Work to be completed:
The data should be restated word for word, in full.

##### Provided information #####

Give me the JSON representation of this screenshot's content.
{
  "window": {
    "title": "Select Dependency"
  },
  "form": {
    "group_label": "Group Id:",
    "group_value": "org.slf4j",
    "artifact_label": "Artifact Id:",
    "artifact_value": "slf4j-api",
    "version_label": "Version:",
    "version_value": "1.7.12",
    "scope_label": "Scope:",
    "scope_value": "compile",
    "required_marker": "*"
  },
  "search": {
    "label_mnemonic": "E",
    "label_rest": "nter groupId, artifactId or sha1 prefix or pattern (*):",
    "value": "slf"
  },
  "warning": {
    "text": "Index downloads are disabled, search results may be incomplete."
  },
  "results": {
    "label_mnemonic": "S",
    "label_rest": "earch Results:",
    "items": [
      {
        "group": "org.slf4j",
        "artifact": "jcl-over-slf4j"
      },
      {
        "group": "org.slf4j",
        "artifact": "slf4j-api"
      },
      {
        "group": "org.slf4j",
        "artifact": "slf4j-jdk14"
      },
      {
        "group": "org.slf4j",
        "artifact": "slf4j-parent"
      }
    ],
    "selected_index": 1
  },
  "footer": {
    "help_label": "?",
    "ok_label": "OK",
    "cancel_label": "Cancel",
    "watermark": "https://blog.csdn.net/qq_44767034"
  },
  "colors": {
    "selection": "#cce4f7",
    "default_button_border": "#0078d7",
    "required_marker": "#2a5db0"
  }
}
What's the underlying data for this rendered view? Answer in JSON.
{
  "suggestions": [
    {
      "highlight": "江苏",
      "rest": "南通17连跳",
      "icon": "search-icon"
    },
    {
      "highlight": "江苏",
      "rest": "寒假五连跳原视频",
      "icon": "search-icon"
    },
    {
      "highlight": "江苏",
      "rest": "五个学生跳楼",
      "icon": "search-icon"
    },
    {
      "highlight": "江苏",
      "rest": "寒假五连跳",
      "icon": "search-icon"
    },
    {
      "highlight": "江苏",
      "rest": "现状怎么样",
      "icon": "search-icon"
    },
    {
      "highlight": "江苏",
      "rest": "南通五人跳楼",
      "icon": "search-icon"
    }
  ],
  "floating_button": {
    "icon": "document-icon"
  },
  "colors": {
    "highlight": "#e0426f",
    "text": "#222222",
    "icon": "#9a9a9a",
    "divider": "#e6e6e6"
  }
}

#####

Exercise result:
Give me the JSON representation of this screenshot's content.
{
  "window": {
    "title": "Select Dependency"
  },
  "form": {
    "group_label": "Group Id:",
    "group_value": "org.slf4j",
    "artifact_label": "Artifact Id:",
    "artifact_value": "slf4j-api",
    "version_label": "Version:",
    "version_value": "1.7.12",
    "scope_label": "Scope:",
    "scope_value": "compile",
    "required_marker": "*"
  },
  "search": {
    "label_mnemonic": "E",
    "label_rest": "nter groupId, artifactId or sha1 prefix or pattern (*):",
    "value": "slf"
  },
  "warning": {
    "text": "Index downloads are disabled, search results may be incomplete."
  },
  "results": {
    "label_mnemonic": "S",
    "label_rest": "earch Results:",
    "items": [
      {
        "group": "org.slf4j",
        "artifact": "jcl-over-slf4j"
      },
      {
        "group": "org.slf4j",
        "artifact": "slf4j-api"
      },
      {
        "group": "org.slf4j",
        "artifact": "slf4j-jdk14"
      },
      {
        "group": "org.slf4j",
        "artifact": "slf4j-parent"
      }
    ],
    "selected_index": 1
  },
  "footer": {
    "help_label": "?",
    "ok_label": "OK",
    "cancel_label": "Cancel",
    "watermark": "https://blog.csdn.net/qq_44767034"
  },
  "colors": {
    "selection": "#cce4f7",
    "default_button_border": "#0078d7",
    "required_marker": "#2a5db0"
  }
}
What's the underlying data for this rendered view? Answer in JSON.
{
  "suggestions": [
    {
      "highlight": "江苏",
      "rest": "南通17连跳",
      "icon": "search-icon"
    },
    {
      "highlight": "江苏",
      "rest": "寒假五连跳原视频",
      "icon": "search-icon"
    },
    {
      "highlight": "江苏",
      "rest": "五个学生跳楼",
      "icon": "search-icon"
    },
    {
      "highlight": "江苏",
      "rest": "寒假五连跳",
      "icon": "search-icon"
    },
    {
      "highlight": "江苏",
      "rest": "现状怎么样",
      "icon": "search-icon"
    },
    {
      "highlight": "江苏",
      "rest": "南通五人跳楼",
      "icon": "search-icon"
    }
  ],
  "floating_button": {
    "icon": "document-icon"
  },
  "colors": {
    "highlight": "#e0426f",
    "text": "#222222",
    "icon": "#9a9a9a",
    "divider": "#e6e6e6"
  }
}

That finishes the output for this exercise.